  • http://profile.typekey.com/halfinney/ Hal Finney

    Conchis – It’s true that with similar uncertainty levels in this game, convergence could take a while. But in most cases it would involve both players changing sides a few times. In real life people tend not to adopt and then argue for their opponent’s side, so I don’t think this explains disagreement.

    Roy, my idea was for a different kind of game. One example is where two coins are flipped out of sight, and two players are asked to estimate the probability that both are heads. A priori the probability is 1/4. Then each player is privately informed about the value of one of the coins. Suppose both coins are heads. Then each player updates his probability to 1/2. Upon informing each other of their views, which are the same, both players will decide that the probability is 1 (since hearing the other player say 1/2 means that his coin is heads; otherwise he would have judged the probability as 0).
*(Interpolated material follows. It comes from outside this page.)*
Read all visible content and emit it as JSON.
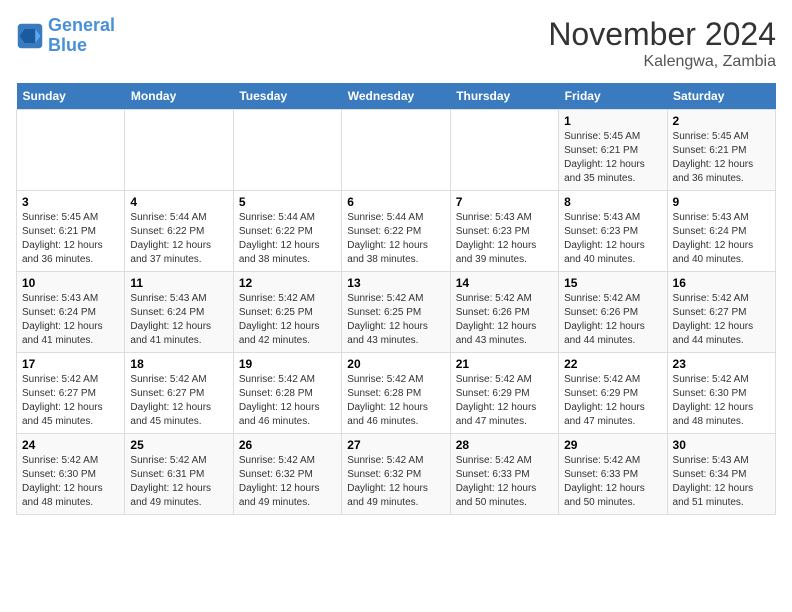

    Another example is the well-known “three hats” puzzle where you have to guess your hat color. It works out that players agree about probabilities for two rounds and then suddenly they change. With N hats they can stay the same for N-1 rounds and then suddenly change their opinions.

    As far as “hint quality”, that is just something I made up for this.

  • conchis

    Thanks Hal. You’re right of course – a fact which I realised shortly after posting. Silly me. :)

  • Calca

    Hal,

    Your game describes two players who compare each other’s knowledge and step-by-step reach an agreement. However, a more realistic situation is one where A compares his knowledge with C and B compares her knowledge with D, etc…because that’s what we usually do in debates, we try to find more and more people to quote in trying to win an argument. I’m new to game theory, but wouldn’t all kind of paradoxes arise when moving from games with only a finite number of players to games with an infinite number of players?

    Calca.

  • rahul

    just a thought. if hints are opposite but hint qualities are exactly the same, then the process as you have defined it continues till both players figure out that they had opposite hints with the same hint quality. in this case, what happens: do they agree to disagree? (i do understand that the probability of such a situation is vanishingly small, which leads me to ask if aumann’s result is almost always true, or just always true.)

  • Alsee

    “just a thought. if hints are opposite but hint qualities are exactly the same”

    In that case the true probability would be exactly for 50% heads and for 50% tails. It is therefore completely expected that they would never be able to logically produce an agreement asserting “heads is more probable” or “tails is more probable”.

    Two hints pointing in the same direction increases the probability of a correct answer above quality of either hint alone, so agreeing on the first round maximizes the certainty of getting the true answer. If two hints point in opposite directions the qualities effectively work to cancel each other out. Each time the game advances to an additional round it strictly represents diminishing remaining information quality. The longer the game goes on the more your remaining information quality cancels towards zero. The longer the game goes on the closer your answer gets to “I have no information the probability is 50%-50%”.

    If the qualities are exactly equal there is zero information to pick heads or tails. It is impossible to agree on any answer unless you allow the players to eventually quit on an agreement of “I don’t know” to indicate that the chance is very close to 50-50.

  • Jack

    The analysis is incomplete. Though it gets the right results, it does so using a flawed method.

    The problem is that you did not consider the distributions each player has of the other’s quality using bayesian reasoning.

    Specifically, after observing a disagreement on the first round, the quality of the other player is no longer uniformly distributed. Higher qualities are less likely, but a higher quality also makes it better off to switch, resulting in a cutoff of 1/2. The same value as with naive reasoning, but the reasoning behind it is completely different.